Herbert Sidney Park was born in Stroud on 3 June 1894. He is shown in the 1901 census as living with his parents Sidney Benyon Park (aged 40) and Ellen (aged 48) and sister Margaret (aged 9) at 21 Lansdown, Stroud. Later in the life the family moved to Highmead, Field Road. His father and mother were drapers and operated shops in George Street and High Street.
Herbert Park attended Wycliffe College in Stonehouse from 1904 to 1910 attending first as a day boy and later as a boarder at Haywardsfield. Wycliffe At War records that “He was never did much at games” He was a member of Literary and Debating Society and is recorded as being a leading speaker in debate on reform of the House of Lords in December 1909. In his last year at school he was a senior – what we would call today call a prefect. He left the school after taking London Matriculation (the equivalent of A levels today).
Herbert and his parents were members of Bedford Street Congregational Church. He was one of 97 members of the Church who served during the First World War. 16 members of the Church in the words of the time “paid the supreme sacrifice”. All who died and served are recorded on the Church War Memorial. During his time in London he attended Westminster Chapel, a large church 200 yards away from Buckingham Palace. The Church was founded by Congregationalists in 1840, and Herbert became the general secretary of the Sunday School.
In January 1913 he was appointed a clerk in the Civil Service, working in the National Health Insurance Audit Department. On his death his chief at the Civil Service wrote “I held him in high esteem, both for his character and abilities as well as for the good work he did in my department of the service”
The Civil Service were reluctant to release him but eventually in 1916 he joined the Artists Rifles Famous members of the Regiment include William Morris, Noel Coward, Barnes Wallis and the war poet Wilfred Owen. During the Great War the regiment acted as an Officer Training Corps with more than 10,000 recruits being commissioned as officers.
He was commissioned into the Border Regiment on 4 March 1917 and joined the 1st Battalion whilst they were in a rear training area at Candas (about 50km South West of Arras) on 9 June 1917. The regimental diary records Candas as being "comfortable, clean little village, beautifully situated". On 26 June the regiment moved up to the front line to the North of Ypres where they remained until 7 July. This was probably Herbert's first experience of life in the trenches.
He wrote about his first experience up the “line”

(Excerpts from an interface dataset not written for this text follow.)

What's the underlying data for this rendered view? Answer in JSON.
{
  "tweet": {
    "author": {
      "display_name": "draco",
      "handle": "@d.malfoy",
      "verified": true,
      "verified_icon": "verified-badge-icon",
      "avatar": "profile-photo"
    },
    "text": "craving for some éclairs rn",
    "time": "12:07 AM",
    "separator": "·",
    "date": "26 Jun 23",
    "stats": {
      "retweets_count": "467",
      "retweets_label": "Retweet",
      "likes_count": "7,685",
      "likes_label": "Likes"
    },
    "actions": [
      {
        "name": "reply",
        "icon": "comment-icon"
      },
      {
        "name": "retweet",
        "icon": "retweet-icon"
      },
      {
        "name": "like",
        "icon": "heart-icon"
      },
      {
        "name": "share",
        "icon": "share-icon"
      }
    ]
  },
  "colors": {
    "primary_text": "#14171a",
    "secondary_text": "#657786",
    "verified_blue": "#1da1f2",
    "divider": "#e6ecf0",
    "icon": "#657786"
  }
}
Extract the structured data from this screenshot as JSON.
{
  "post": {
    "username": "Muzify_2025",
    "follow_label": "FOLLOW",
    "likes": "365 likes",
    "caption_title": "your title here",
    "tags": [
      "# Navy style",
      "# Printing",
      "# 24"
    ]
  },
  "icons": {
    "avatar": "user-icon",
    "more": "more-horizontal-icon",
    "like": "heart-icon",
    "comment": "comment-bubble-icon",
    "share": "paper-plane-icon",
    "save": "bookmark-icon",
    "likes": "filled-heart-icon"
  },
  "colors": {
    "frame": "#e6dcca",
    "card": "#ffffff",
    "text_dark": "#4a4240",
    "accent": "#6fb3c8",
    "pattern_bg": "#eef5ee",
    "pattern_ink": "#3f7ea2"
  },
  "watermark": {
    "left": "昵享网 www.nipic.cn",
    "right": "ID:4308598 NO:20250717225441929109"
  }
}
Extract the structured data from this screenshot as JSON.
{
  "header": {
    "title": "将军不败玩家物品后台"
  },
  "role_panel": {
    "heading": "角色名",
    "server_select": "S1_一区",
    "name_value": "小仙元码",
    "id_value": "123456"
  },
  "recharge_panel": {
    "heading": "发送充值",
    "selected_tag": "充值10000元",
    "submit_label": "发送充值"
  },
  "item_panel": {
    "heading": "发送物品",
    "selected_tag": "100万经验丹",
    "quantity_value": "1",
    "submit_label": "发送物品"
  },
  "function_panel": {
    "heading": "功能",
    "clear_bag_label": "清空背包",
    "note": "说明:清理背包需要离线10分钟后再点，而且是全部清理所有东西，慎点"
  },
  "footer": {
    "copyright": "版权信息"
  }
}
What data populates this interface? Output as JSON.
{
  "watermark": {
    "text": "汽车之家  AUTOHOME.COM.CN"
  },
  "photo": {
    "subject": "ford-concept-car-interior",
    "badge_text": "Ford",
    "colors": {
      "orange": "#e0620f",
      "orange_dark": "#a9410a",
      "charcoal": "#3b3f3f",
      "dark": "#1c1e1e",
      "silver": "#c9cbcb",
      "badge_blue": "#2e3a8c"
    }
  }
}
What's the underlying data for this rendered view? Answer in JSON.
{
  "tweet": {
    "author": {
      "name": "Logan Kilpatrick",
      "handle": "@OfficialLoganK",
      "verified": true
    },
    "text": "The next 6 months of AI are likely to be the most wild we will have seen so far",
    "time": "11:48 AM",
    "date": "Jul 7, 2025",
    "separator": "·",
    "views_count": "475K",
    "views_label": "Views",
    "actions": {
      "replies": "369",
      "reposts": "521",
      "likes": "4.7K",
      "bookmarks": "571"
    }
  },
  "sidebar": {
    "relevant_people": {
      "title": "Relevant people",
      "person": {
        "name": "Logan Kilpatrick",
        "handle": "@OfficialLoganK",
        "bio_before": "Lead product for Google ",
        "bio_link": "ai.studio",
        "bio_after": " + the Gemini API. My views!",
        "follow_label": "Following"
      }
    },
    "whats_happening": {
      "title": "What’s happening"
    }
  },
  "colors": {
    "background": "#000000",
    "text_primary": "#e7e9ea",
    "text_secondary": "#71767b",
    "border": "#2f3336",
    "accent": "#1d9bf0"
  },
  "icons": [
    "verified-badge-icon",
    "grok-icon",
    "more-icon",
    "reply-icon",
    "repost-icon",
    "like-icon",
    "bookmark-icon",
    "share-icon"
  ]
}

“These days, chiefly spent in strong posts and pill-boxes, were most interesting and instructive, and I found that I didn't get “get the wind up” nearly as much as I thought I should. All the time I seemed to be helped and buoyed up”
On the 31 July - the first day of Passendale - the Regiment supported the Guards Division making roads in the area of Boesinghe, north of Yypres. On the 12 August the Regiment moved up to the front line. On the 15th they began to move off in preparation for the second phase of the battle during which they assisted in an advance east of Ypres. When they were relieved on the 17th the 18 days of battle had reduced the battalion by 181 by officers and men had been killed, wounded or reported missing. Seriously understrength the Regiment moved to the rear training area at Bailleumont.
It is unclear when Herbert took on responsibility as battalion bombing officer. This is assumed to be a reference to the Mills Bomb, which (with some modification) remained the Army's main issue hand grenade from 1915 to 1972. Its inventor was William Mills who was knighted in 1922.
In January 1916 one commentator stated “ The casualties among the bombers are necessarily very great. It is absolutely essential that every Officer, NCO and man in the ranks should be instructed in how to throw a Mills Bomb.”
On 26 October 1917 Herbert was out teaching a group how to use a bomb, when according to the Regimental Chaplin “ the wretched thing went off spontaneously (undoubtedly due to a defect in the make) and killed him and the man who was actually holding it.” The soldier killed with him was 31 year old Private Richard McCulloch of Whitehaven, Cumbria. As an officer, Herbert's next of kin - his parents - would have been notified by telegram. Mcculloch's widow Mary would have had to wait until the other ranks death notice form to arrive by post.
The last resting place for the victims of this training accident is a French Parish Burial Ground in the village of Bailleulmont between Doullens and Arras, which contains graves of 34 casualties. As the regiment was out of the line a full ceremonial funeral with the whole Battalion paraded was held.
Sources: Census 1901 – www.ancestry.co.uk, Sidney Park, Stroud Journal obituary October 1928, Old Wycliffian Society, Wycliffe at War and Star 1909, Border Regiment War Diary June to October 1917, London Gazette 4 February 1913, Stroud News 2 November 1917 – report of death and reprint of chaplain's letter.
Commonwealth War Graves Commission Cemetry Details: